Plein air painting from my porch. Oil. 

Ready to start painting, graphite on canvas paper. 24x18. Nick

Ready to start painting, graphite on canvas paper. 24x18. Nick

Carina. Graphite on canvas paper. WIP

Carina. Graphite on canvas paper. WIP

Better. I need to go over some critical areas in ink before I start painting. 18x24, graphite on canvas paper.

Krak a lakin. WIP. Graphite. Oil painting to come.

From Panza Gallery.

From Panza Gallery.

From last night’s session at Panza Gallery. The model did a great job and was really fun to paint. The more I study painting the more I see how much I need to learn.

I want to clean this up a bit but it’s finished more or less. 24x18, oil on canvas paper. Once I take some better photos and decide what the title is I’ll repost this. Thanks for following!

I want to clean this up a bit but it’s finished more or less. 24x18, oil on canvas paper. Once I take some better photos and decide what the title is I’ll repost this. Thanks for following!

I need to wait a week or two for this to dry and will add some finishing touches. Slowly I’ve been able to work into larger compositions and will keep working larger over time. I think I’m starting to get the hang of a few things, which is pretty darn exciting. 

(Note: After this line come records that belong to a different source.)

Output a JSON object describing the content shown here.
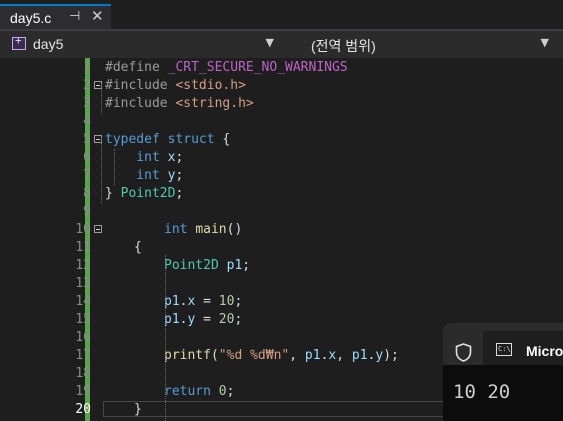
{
  "tab": {
    "title": "day5.c",
    "pin_glyph": "⊣",
    "close_glyph": "✕"
  },
  "navbar": {
    "project": "day5",
    "scope": "(전역 범위)"
  },
  "editor": {
    "current_line": 20,
    "lines": [
      {
        "n": "1"
      },
      {
        "n": "2"
      },
      {
        "n": "3"
      },
      {
        "n": "4"
      },
      {
        "n": "5"
      },
      {
        "n": "6"
      },
      {
        "n": "7"
      },
      {
        "n": "8"
      },
      {
        "n": "9"
      },
      {
        "n": "10"
      },
      {
        "n": "11"
      },
      {
        "n": "12"
      },
      {
        "n": "13"
      },
      {
        "n": "14"
      },
      {
        "n": "15"
      },
      {
        "n": "16"
      },
      {
        "n": "17"
      },
      {
        "n": "18"
      },
      {
        "n": "19"
      },
      {
        "n": "20"
      }
    ],
    "code": {
      "l1_a": "#define ",
      "l1_b": "_CRT_SECURE_NO_WARNINGS",
      "l2_a": "#include ",
      "l2_b": "<stdio.h>",
      "l3_a": "#include ",
      "l3_b": "<string.h>",
      "l5_a": "typedef ",
      "l5_b": "struct",
      "l5_c": " {",
      "l6_a": "    int ",
      "l6_b": "x",
      "l6_c": ";",
      "l7_a": "    int ",
      "l7_b": "y",
      "l7_c": ";",
      "l8_a": "} ",
      "l8_b": "Point2D",
      "l8_c": ";",
      "l10_a": "int ",
      "l10_b": "main",
      "l10_c": "()",
      "l11": "{",
      "l12_a": "Point2D ",
      "l12_b": "p1",
      "l12_c": ";",
      "l14_a": "p1",
      "l14_b": ".",
      "l14_c": "x",
      "l14_d": " = ",
      "l14_e": "10",
      "l14_f": ";",
      "l15_a": "p1",
      "l15_b": ".",
      "l15_c": "y",
      "l15_d": " = ",
      "l15_e": "20",
      "l15_f": ";",
      "l17_a": "printf",
      "l17_b": "(",
      "l17_c": "\"%d %d₩n\"",
      "l17_d": ", ",
      "l17_e": "p1",
      "l17_f": ".",
      "l17_g": "x",
      "l17_h": ", ",
      "l17_i": "p1",
      "l17_j": ".",
      "l17_k": "y",
      "l17_l": ");",
      "l19_a": "return ",
      "l19_b": "0",
      "l19_c": ";",
      "l20": "}"
    }
  },
  "console": {
    "tab_label": "Micro",
    "cmd_glyph": "C:\\",
    "output": "10 20"
  },
  "colors": {
    "keyword": "#569cd6",
    "type": "#4ec9b0",
    "string": "#d69d85",
    "number": "#b5cea8",
    "function": "#dcdcaa",
    "macro": "#bd63c5",
    "change_bar": "#57a64a",
    "accent": "#007acc"
  }
}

I became a little too obsessed with trying to get into shows-I think I needed time to evaluate why I do what I do. I waited, for the most part, until I was mostly finished and stopped caring about what other people think, and that process was really freeing. Because I stopped oppressing myself, I really loved working on this painting. 

I want to show my work for sure. I want to be a part of the art community in Pittsburgh, and in many ways I am. For me, the temptation to seek acceptance is powerful. This month I received four rejection letters, and am waiting on my fifth. The tough reality is that the art world is competitive, and there is no way to completely understand what people are looking for. 

I have been rejected from every show I applied for in the last year. I am learning to shift my priorities. I am learning to wait. I am learning how to process rejection and stop internalizing every letter I receive. I am learning how to manage my expectations. More importantly, I am honing in my skills, and have taken on the attitude that the NEXT painting will be better than the last. As far as I can tell, that is what keeps me sane in the face of rejection. 

Undergrads, if I could offer any advice, it would be this: apply to as many shows outside of your institution as you can. I wish I had been more accustomed to rejection before I graduated. I wish I had applied for more shows that were out of my league. I wish I would have known I was out of my league to begin with. It would be less shocking. Do what you can to discover the real, competitive art world so that you can manage your expectations as you transition from student to working artist. Learn how to make work because you love it. This is by far is the hardest test: getting out there and working not because people care but because you care-I have never had my motivations so “put through the fire” as I have during this time in my life. 

Almost finished

Almost finished